> [What the task asks]: From the entries that follow, report every line in which "ALUNO" occurs.

> [Given records]:
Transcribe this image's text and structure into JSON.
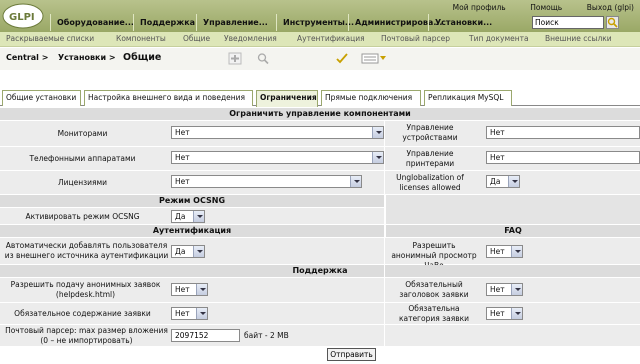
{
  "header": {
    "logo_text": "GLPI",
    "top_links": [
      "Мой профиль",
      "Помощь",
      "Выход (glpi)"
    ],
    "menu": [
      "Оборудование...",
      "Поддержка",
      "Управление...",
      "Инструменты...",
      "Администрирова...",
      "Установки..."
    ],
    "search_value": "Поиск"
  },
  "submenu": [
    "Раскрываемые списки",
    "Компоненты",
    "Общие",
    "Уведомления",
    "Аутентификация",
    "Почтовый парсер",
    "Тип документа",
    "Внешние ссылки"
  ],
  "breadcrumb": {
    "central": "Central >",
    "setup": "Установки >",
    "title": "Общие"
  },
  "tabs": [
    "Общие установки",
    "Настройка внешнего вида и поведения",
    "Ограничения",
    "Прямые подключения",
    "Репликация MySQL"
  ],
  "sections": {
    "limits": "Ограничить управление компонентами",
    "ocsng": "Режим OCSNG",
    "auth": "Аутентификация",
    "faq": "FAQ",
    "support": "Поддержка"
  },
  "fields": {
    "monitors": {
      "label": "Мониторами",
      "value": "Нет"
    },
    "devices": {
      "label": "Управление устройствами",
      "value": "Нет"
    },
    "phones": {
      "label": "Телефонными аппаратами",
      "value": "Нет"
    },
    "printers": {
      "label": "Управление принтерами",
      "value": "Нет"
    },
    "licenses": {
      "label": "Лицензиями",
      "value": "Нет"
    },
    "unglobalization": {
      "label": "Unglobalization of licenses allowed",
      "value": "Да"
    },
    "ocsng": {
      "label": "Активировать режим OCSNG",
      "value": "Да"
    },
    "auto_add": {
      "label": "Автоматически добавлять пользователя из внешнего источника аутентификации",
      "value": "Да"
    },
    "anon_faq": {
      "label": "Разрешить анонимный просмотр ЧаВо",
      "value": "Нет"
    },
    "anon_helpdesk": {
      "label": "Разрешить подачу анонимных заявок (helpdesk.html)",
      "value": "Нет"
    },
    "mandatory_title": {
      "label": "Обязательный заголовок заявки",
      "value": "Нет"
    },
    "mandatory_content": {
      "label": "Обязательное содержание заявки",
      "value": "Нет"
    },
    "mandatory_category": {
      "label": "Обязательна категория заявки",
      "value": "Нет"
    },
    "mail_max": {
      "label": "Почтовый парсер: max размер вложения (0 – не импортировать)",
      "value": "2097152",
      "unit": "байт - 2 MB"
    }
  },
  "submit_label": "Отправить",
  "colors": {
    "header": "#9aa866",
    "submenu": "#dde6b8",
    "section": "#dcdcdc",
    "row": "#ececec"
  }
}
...
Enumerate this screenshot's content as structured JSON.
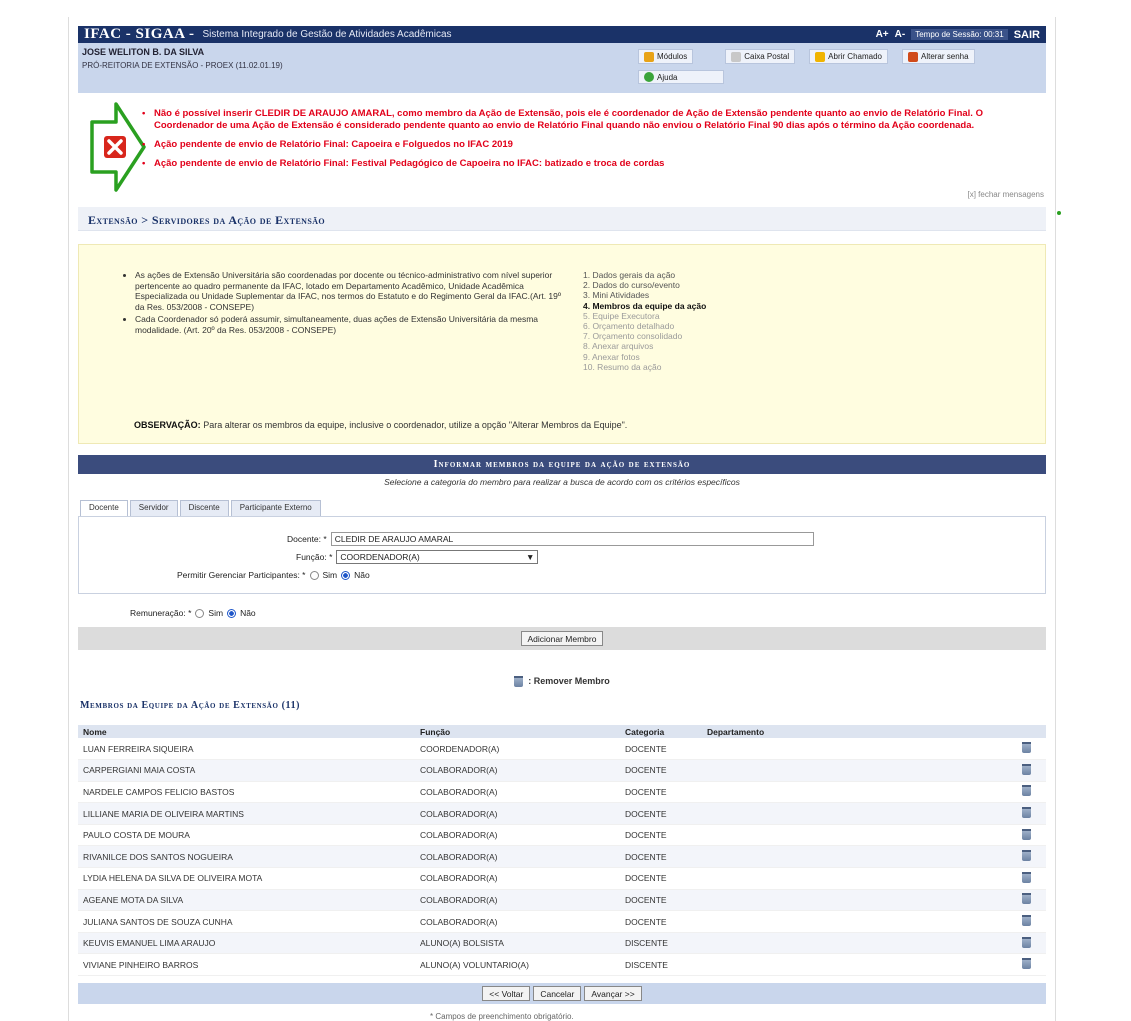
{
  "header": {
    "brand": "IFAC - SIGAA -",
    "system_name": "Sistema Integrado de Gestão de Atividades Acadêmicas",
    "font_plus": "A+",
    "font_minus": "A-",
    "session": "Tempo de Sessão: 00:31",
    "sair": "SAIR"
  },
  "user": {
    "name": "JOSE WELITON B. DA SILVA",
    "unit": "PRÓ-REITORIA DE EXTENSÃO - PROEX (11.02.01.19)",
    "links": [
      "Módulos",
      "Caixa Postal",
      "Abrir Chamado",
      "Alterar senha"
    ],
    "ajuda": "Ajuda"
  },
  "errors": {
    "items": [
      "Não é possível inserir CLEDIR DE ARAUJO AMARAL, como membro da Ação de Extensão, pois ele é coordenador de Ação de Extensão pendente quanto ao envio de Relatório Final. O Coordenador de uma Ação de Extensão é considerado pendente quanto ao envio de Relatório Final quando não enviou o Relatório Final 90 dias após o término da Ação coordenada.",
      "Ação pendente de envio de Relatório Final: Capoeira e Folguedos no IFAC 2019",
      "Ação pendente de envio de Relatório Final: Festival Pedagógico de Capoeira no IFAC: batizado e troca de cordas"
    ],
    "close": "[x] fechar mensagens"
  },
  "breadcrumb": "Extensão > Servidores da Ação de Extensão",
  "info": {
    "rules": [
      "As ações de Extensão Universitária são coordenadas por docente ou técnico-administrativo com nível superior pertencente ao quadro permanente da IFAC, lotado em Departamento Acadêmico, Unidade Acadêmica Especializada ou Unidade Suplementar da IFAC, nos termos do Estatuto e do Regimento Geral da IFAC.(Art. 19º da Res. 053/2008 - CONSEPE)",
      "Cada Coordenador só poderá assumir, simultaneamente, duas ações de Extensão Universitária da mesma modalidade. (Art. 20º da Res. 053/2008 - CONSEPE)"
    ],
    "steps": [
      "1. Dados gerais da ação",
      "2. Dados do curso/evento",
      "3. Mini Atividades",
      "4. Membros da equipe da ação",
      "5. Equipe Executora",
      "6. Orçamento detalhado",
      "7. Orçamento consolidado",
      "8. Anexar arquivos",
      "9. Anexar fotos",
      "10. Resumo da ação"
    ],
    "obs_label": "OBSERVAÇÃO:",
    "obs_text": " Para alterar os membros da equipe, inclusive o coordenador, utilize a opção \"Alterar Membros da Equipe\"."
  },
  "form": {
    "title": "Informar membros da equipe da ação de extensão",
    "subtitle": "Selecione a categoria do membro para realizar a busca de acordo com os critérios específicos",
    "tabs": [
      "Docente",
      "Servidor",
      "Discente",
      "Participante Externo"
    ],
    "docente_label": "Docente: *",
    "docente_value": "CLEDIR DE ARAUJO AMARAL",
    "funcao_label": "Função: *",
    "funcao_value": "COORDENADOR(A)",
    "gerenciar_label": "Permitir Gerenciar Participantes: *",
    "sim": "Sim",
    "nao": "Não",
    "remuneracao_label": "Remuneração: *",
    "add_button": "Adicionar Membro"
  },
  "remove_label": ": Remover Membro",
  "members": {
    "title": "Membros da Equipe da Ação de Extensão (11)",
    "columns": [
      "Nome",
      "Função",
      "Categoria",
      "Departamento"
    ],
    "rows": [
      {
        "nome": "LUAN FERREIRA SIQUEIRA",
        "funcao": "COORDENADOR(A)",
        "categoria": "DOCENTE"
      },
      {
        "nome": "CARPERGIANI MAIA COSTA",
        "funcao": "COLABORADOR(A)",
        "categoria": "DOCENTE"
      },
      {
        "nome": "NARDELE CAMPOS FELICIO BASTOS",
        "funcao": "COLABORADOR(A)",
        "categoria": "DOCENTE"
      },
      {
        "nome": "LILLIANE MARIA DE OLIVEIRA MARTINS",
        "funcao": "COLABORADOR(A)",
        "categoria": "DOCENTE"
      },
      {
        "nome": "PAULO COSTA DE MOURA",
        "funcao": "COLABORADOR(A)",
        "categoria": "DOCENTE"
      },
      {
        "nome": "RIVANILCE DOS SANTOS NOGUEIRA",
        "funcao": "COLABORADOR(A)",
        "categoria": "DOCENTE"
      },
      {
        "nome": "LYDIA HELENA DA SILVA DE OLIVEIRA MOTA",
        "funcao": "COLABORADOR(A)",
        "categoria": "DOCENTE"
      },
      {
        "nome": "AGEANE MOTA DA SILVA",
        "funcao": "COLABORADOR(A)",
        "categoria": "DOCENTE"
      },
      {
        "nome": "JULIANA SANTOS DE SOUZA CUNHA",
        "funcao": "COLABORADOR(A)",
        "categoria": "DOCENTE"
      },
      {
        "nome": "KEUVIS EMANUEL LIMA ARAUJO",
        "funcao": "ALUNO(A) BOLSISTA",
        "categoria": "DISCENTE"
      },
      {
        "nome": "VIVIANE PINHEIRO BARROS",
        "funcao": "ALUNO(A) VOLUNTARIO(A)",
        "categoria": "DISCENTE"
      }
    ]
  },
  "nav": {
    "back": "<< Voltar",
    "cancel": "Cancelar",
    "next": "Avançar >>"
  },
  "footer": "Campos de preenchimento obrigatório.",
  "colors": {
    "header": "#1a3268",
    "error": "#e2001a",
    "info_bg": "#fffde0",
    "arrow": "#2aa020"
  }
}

> [Task response]:
        "funcao": "ALUNO(A) BOLSISTA",
        "funcao": "ALUNO(A) VOLUNTARIO(A)",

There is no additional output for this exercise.